[[ Records for the exercise open ]]

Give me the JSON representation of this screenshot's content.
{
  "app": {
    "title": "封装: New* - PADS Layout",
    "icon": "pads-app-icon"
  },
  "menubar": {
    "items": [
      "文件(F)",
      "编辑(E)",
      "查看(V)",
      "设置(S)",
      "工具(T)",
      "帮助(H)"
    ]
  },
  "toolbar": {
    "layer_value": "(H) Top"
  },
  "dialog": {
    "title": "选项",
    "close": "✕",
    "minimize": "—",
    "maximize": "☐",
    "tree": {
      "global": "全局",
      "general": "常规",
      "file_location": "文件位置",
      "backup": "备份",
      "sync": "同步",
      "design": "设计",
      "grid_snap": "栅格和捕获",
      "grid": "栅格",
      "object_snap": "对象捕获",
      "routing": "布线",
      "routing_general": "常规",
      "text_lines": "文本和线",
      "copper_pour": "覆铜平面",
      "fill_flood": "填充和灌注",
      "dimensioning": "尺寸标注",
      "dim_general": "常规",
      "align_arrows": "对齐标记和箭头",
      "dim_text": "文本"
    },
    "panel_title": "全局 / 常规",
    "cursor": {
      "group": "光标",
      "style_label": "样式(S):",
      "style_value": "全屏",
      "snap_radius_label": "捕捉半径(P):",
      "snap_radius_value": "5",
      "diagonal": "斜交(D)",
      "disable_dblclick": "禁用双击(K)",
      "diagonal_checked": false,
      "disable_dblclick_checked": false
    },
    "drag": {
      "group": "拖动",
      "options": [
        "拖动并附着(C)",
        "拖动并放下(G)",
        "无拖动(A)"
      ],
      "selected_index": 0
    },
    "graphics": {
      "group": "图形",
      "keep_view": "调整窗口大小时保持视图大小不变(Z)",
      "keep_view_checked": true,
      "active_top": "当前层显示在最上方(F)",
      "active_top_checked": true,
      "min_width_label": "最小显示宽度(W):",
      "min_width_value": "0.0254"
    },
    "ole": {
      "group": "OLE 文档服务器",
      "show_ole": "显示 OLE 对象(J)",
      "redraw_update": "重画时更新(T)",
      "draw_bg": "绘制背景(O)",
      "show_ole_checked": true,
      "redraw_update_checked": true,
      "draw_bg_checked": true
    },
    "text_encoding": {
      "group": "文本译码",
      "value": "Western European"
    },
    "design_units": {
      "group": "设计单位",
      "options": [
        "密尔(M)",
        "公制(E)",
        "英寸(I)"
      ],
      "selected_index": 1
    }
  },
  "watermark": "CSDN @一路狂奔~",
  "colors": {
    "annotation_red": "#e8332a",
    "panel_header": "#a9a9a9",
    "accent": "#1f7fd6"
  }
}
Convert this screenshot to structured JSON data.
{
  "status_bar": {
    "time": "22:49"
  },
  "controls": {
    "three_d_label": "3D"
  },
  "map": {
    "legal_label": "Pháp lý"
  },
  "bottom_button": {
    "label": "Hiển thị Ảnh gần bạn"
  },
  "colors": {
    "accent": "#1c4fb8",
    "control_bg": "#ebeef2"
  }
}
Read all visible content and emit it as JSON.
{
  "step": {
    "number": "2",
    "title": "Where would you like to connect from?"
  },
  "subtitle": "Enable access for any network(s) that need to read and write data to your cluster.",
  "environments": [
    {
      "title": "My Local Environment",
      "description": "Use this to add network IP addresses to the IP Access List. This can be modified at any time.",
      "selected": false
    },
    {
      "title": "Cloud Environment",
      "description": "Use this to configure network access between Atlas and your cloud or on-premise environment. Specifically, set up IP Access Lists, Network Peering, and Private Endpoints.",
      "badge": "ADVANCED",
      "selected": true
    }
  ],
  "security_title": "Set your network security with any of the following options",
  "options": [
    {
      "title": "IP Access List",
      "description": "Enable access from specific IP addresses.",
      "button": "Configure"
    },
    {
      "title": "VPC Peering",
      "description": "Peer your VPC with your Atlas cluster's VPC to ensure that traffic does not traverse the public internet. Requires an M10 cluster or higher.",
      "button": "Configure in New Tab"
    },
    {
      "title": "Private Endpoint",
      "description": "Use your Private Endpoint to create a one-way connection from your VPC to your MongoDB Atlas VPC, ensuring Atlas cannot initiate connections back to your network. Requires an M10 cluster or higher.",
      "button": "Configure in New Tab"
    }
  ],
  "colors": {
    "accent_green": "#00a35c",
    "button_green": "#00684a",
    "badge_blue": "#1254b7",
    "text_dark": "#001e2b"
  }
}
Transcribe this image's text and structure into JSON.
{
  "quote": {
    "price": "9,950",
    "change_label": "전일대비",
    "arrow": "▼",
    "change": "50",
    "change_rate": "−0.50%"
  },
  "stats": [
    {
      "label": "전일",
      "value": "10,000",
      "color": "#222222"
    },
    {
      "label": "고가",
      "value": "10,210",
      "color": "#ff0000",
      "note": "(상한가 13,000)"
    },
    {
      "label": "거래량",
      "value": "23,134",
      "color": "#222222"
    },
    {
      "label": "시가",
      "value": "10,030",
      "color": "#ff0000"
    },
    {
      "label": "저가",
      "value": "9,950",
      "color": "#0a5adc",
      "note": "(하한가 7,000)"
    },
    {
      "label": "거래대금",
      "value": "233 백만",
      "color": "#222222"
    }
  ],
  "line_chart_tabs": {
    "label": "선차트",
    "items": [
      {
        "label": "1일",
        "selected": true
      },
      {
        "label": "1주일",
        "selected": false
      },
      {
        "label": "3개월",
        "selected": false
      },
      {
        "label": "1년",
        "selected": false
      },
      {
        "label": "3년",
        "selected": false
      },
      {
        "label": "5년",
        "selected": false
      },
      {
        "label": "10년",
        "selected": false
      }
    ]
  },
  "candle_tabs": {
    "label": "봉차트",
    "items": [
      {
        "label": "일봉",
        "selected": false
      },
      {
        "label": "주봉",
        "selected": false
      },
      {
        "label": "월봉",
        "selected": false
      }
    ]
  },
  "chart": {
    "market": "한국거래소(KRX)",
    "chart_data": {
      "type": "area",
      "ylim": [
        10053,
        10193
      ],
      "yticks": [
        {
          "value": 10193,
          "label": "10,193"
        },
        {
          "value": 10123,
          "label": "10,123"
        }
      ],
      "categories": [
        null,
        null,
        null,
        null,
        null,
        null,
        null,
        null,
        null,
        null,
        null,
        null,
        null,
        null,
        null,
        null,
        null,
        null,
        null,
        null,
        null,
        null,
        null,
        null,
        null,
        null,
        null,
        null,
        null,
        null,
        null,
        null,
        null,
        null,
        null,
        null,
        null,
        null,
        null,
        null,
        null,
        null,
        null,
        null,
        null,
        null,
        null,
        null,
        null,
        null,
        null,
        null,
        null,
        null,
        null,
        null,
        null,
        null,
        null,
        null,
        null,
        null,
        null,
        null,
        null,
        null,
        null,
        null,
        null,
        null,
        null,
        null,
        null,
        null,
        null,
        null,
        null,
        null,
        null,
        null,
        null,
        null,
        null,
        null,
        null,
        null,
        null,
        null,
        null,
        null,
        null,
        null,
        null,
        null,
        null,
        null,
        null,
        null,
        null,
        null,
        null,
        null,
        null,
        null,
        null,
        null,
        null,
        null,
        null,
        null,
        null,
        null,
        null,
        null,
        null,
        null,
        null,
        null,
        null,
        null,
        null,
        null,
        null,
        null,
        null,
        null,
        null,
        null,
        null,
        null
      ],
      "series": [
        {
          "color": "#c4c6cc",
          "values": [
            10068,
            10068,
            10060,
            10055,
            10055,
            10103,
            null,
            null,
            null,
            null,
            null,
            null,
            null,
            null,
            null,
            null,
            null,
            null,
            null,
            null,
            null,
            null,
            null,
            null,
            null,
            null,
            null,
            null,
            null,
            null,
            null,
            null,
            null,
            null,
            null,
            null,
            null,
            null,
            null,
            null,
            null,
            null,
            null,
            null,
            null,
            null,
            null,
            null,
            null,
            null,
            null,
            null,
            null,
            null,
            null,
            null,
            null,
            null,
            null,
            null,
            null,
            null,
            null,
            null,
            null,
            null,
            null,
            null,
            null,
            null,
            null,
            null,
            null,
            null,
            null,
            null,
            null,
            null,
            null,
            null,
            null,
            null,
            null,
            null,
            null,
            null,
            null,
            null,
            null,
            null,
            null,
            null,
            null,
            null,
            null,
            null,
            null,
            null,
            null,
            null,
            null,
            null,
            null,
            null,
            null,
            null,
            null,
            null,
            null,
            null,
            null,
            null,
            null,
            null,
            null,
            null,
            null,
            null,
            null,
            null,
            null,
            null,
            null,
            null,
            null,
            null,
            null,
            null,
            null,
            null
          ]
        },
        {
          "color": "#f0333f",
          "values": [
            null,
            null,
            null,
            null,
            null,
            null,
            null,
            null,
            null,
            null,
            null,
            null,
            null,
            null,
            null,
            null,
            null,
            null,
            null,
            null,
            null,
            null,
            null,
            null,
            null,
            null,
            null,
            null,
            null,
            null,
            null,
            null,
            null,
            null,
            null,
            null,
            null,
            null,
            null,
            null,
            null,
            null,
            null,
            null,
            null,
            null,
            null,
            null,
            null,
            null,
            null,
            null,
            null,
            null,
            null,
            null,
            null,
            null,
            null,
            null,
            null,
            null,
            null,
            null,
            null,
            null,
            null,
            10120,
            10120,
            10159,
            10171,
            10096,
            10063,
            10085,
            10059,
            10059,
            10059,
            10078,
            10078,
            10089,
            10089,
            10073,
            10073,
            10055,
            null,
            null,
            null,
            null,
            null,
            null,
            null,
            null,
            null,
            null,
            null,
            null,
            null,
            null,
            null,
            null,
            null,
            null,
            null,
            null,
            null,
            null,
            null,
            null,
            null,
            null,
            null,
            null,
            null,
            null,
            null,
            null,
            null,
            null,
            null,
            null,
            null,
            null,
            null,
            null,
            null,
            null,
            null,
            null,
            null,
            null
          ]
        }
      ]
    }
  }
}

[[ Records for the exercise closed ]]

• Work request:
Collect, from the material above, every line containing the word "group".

• Your response:
      "group": "光标",
      "group": "拖动",
      "group": "图形",
      "group": "OLE 文档服务器",
      "group": "文本译码",
      "group": "设计单位",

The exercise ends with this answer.